The prompt is the most impactful and important part of your customization to create AI assistants successfully.

We suggest having a look at the Prompt Engineering guides by OpenAI, but they can be very technical and less effective for your case. So, we prepared some tips for you!

Some tips:
- Tell the chatbot who it is (e.g., "You are Gali, the AI Knowledge Support at CompanyName").
- Instruct the chatbot not to answer questions for which there isn't an answer in the sources.
- Provide instructions on how to contact you or your team if the answer is not present in the sources (e.g., provide an email or Calendly link).
- Avoid being overly detailed or adding too many rules. The shorter and clearer the prompt, the easier it will be for the chatbot to follow your rules.
- Instruct to add the link to the sources if needed. When your sources come from a URL, it might be useful to add the link to the source at the end of the answer so that the user can click and open the mentioned URL.
- Decide on the style of the chatbot: professional, friendly, concise, funny, etc.

Please note that GPT-4 will be much smarter in following your prompts compared to GPT-3.5 that sometimes hallucinates  or forgets to precisely follow the prompt.

Prompt engineering will require some 'trial and error,' and you might need to reiterate on it several times.

We offer some standard prompts for inspiration when you create a new chatbot, but we strongly suggest that you reiterate and work on your own prompt.

Engine models

"Shall I use GPT-3.5 or GPT4?"

This is one of the most frequently asked questions we receive. And there is no single answer; it depends on the case!

GPT-3.5 is cheaper but can hallucinate more and sometimes takes some liberties with following the prompt. The quality of the output is generally good.

GPT-4 provides higher quality of the output, especially for complex questions. It's just a bit more expensive (6x in our pricing, which is the most accessible out there). Moreover, it follows the prompt much better and is very, very unlikely to hallucinate.

So, in a nutshell:
- Use GPT-3.5 if the documentation is easy, straightforward, and if some random hallucinations don't harm you (e.g., internal knowledge of policies, documentation, etc.).
- Use GPT-4 if the documentation is more complex and providing a great answer is very important to you (customer support, lead generation, internal complex documents).

Test it with your prompts and sources, and see the differences!


'Extended context' allows the chatbot to retrieve more sources from your documentation. If you have proper documentation (i.e., exhaustive and exclusive), then in most cases, you don't need the extended context. How do you understand if you need an extended context, then?

- You have a lot of documentation – I can't give exact numbers because it also depends on its quality, but let's say that you have tons of pages of documentation.
- Your documentation is not structured to be exclusively informative, meaning that the same information can be retrieved in different places. In this case, the chatbot will retrieve the most relevant sources, but it's better to have more sources (and therefore an 'extended context') to provide OpenAI with more information for a better answer.

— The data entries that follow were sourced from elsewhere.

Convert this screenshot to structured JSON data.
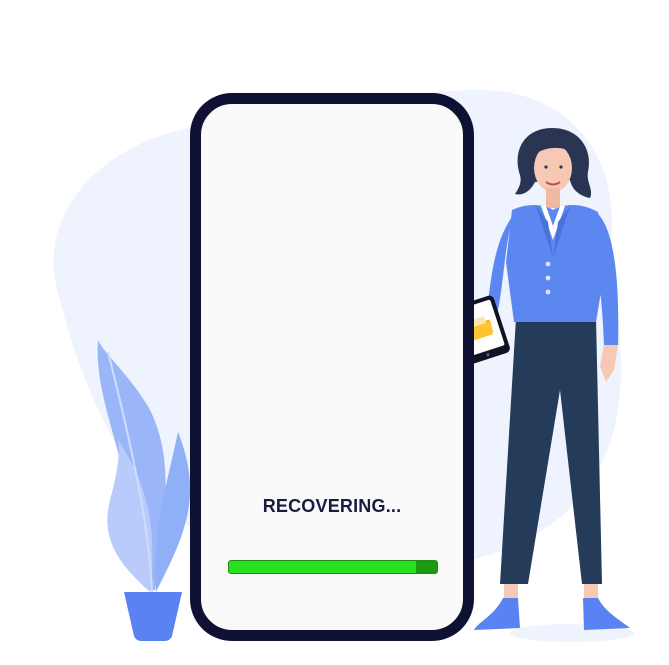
{
  "status": {
    "text": "RECOVERING..."
  },
  "progress": {
    "fraction": 0.9
  },
  "colors": {
    "phone_frame": "#0f1132",
    "progress_fill": "#29e11f",
    "progress_track": "#1e9a12",
    "jacket": "#5c86f0",
    "pants": "#253b5a",
    "plant": "#8fb0f7",
    "pot": "#5a82f2",
    "background_blob": "#eef3fd"
  },
  "illustration": {
    "figure": "woman-holding-tablet",
    "tablet_icon": "folder-icon",
    "decor": "potted-plant"
  }
}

Since it uses more tokens, the price is a bit higher than for the 'non-extended context': GPT-3.5 extended context uses 2 credits per message; GPT-4 extended context uses 10 credits per message."

Like always, try it out to find the best solution for your situation.

Sources - Documents

When adding document sources to train your Gali chatbots, it's a great practice to provide documentation that is both exhaustive and exclusive.

This MECE principle (Mutually Exclusive, Collectively Exhaustive) ensures that as many questions as possible are answered with very precise content. 🎯Here are a few tips:
- Exhaustive: Include all relevant information across your provided documents to cover the topics fully.
- Exclusive: Avoid overlapping information to prevent confusion and ensure that each piece of information is unique to its document.

If you add some links in your documentation (eg. "You can signup at"), remember to add "https://" to the link to facilitate GPT in providing the correct link.

Sources - Website

When incorporating new web sources, particularly through web crawling, it's important to filter out links that don't provide valuable content, such as Terms of Service and Privacy Policies, which are commonly omitted.

Additionally, aim to minimize the inclusion of web pages that contain redundant information.

In this context, the MECE principle (mutually exclusive, collectively exhaustive) is relevant, ensuring that each piece of information is unique yet, as a whole, covers all necessary topics comprehensively.

Keeping the information concise and clear will significantly enhance the chatbot's ability to provide accurate responses.


A temperature of 0 means roughly that the model will always select the word with the highest probability. A higher temperature (e.g., 0.8-1) means that the model might select a word with slightly lower probability, leading to more variation, randomness, and creativity.
We suggest keeping the temperature low (0 to 0.2) to avoid too much randomness in the answers, especially if you are using it for customer support or don't want weird surprises in the chatbot's answers.